Operating margin is an important measure of profitability for retailers as it accounts for all expenses keeping the lights on, including wages, rent, advertising, and other administrative costs.
This quarter, Costco generated an operating profit margin of 3.4%, in line with the same quarter last year. This indicates the company's costs have been relatively stable.Zooming out, Costco was profitable over the last two years but held back by its large expense base. Its average operating margin of 3.5% has been paltry for a consumer retail business. Its margin has also seen few fluctuations, meaning it will take a big change to improve profitability.

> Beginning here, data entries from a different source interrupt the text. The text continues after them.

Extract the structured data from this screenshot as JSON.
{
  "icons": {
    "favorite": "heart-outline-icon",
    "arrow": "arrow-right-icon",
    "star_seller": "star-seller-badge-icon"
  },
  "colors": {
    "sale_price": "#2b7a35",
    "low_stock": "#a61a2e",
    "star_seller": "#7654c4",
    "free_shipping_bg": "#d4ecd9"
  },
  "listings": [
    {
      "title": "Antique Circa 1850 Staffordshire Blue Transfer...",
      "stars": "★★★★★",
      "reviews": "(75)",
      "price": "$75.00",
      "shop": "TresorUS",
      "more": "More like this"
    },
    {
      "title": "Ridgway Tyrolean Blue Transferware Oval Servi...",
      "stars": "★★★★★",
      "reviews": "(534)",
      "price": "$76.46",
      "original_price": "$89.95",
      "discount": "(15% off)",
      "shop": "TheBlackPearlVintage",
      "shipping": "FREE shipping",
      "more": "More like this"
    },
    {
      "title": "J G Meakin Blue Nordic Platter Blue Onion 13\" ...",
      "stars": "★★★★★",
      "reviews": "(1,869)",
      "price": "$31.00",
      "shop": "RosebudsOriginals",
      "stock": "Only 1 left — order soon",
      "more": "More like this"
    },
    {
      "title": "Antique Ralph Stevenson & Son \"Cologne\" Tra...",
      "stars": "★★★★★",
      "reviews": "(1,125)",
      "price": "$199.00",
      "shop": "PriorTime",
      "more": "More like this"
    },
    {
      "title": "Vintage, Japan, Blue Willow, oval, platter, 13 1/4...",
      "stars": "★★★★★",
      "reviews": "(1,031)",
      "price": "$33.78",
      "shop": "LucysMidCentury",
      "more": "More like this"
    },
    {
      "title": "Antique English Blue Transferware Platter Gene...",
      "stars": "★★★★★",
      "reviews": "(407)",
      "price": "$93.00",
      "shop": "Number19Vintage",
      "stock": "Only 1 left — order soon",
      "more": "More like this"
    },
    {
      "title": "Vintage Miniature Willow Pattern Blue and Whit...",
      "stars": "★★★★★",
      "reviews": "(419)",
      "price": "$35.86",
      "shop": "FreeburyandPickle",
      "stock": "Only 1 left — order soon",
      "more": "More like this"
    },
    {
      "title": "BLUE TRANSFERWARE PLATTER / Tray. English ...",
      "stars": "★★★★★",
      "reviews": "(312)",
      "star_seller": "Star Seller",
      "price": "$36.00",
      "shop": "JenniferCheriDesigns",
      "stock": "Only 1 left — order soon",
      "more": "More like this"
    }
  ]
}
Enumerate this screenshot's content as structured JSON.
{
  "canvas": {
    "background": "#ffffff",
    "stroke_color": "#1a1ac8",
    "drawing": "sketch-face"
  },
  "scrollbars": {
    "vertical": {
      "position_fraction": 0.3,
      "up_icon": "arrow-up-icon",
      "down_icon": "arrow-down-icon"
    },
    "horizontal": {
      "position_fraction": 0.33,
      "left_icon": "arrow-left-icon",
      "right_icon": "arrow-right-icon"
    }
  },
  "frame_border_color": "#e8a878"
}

Earnings growth is a critical metric to track, but for long-term shareholders, earnings per share (EPS) is more telling because it accounts for dilution and share repurchases.
In Q1, Costco reported EPS at $3.58, up from $3.07 in the same quarter a year ago. This print beat Wall Street's estimates by 4.8%.
Between FY2020 and FY2024, Costco's adjusted diluted EPS grew 59.4%, translating into a solid 14.8% average annual growth rate.
Wall Street expects the company to continue growing earnings over the next 12 months, with analysts projecting an average 8.9% year-on-year increase in EPS.
Cash Is King
If you've followed StockStory for a while, you know that we emphasize free cash flow. Why, you ask? We believe in the end, cash is king, and you can't use accounting profits to pay the bills.
Costco's free cash flow came in at $3.61 billion in Q1, up 133% year on year. This result represents a 6.2% margin.
Over the last two years, Costco has shown decent cash profitability, giving it some reinvestment opportunities. The company's free cash flow margin has averaged 2.4%, slightly better than the broader consumer retail sector. Furthermore, its margin has averaged year-on-year increases of 2.5 percentage points. This likely pleases the company's investors.
Return on Invested Capital (ROIC)
We like to track a company's long-term return on invested capital (ROIC) in addition to its recent results because it gives a big-picture view of a business's past performance. It also sheds light on its management team's decision-making prowess and is a helpful tool for benchmarking against peers.
Over the last five years, Costco had a strong competitive position and its management team did a wonderful job investing in profitable growth initiatives. Its five-year average ROIC was 37.7%, placing it among the best retail companies.
Is Now The Time?
Costco may have had a favorable quarter, but investors should also consider its valuation and business qualities when assessing the investment opportunity.
We think Costco is a good business. First off, its revenue growth has been solid over the last four years. And while its gross margins make it more challenging to reach positive operating profits compared to other consumer retail businesses, its stellar ROIC suggests it has been a well-run company historically. On top of that, its unparalleled brand makes it a household name consumers consistently turn to.
Costco's price-to-earnings ratio based on the next 12 months is 39.4x. There are definitely a lot of things to like about Costco, and looking at the consumer landscape right now, it seems the company trades at a pretty interesting price.
To get the best start with StockStory, check out our most recent stock picks, and then sign up to our earnings alerts by adding companies to your watchlist here. We typically have the quarterly earnings results analyzed within seconds of the data being released, and especially for companies reporting pre-market, this often gives investors the chance to react to the results before the market has fully absorbed the information.